  • Mine was not at all as I had wanted it to be, but it was what it was…and the hospital saved LO’s life. I had wanted a home water birth with a midwife and doula. LO came early though. As in 12 weeks early! She canon-balled her way into existence and came in at a whopping 980 g! That’s 2 lbs of butter! Though it wasn’t how I envisioned my birth experience to be, I’m happy it went the way it did.

    Love your story! Thanks so much for sharing! xo

    • Thank goodness the hospital was there! I used to work in a maternity hospital, and 2 pound premies are frighteningly small. Glad things worked out in the end.

  • What a wonderful story! Maybe not as planned, many things aren’t but you both did an awesome job. Healthy momma and baby 🙂

    • Birth experience matters, but I agree, healthy mom and baby is the most important thing in the end. Glad things worked out in the end for you too. 🙂

  • The most important thing about a birth story is that it has a happy ending. 🙂

    I had planned for a perfect birth the first time around too but things definitely didn’t work that way when she came 11 weeks early. The second time around I knew better than to make big plans and just hoped for a healthy delivery – which is exactly what I got.

    • Glad things worked out in the end. I wouldn’t have known if you hadn’t said anything – she looks so happy and healthy in your pictures. And congrats on the healthy delivery of #2. My second was a lot smoother too. Just knowing what to expect made a big difference to me.

  • IThank you for sharing your birth story with us. I felt that I was watching the whole thing.
    My first birth was relatively easy but took a long time. It wasn’t until no. five that I had a short labor. I have two adult boys and three adult girls and I am so proud of all of them.

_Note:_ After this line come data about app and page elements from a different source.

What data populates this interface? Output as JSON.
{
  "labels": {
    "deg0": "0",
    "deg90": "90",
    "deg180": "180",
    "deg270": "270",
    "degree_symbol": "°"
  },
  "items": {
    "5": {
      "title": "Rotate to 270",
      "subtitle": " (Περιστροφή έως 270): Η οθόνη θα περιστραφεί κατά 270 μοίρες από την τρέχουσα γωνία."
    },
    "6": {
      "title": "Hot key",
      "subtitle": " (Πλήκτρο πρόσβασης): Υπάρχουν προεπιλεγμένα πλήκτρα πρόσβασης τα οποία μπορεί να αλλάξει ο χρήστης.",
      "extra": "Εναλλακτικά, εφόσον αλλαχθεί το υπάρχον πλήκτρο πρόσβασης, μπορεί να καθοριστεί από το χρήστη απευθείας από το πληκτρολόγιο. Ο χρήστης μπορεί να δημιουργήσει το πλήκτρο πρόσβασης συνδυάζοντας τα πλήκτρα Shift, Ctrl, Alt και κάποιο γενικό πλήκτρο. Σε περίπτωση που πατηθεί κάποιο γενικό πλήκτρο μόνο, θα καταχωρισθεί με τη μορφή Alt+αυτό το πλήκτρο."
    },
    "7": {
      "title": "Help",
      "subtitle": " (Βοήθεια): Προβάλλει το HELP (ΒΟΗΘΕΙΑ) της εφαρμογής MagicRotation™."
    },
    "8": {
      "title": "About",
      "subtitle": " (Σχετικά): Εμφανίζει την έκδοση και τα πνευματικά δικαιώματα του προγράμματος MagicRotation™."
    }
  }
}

  • I love your birth story! Transition is a beast. I totally resonate with the don’t leave my side of your husband during my birth. I am glad they let you go home the same day.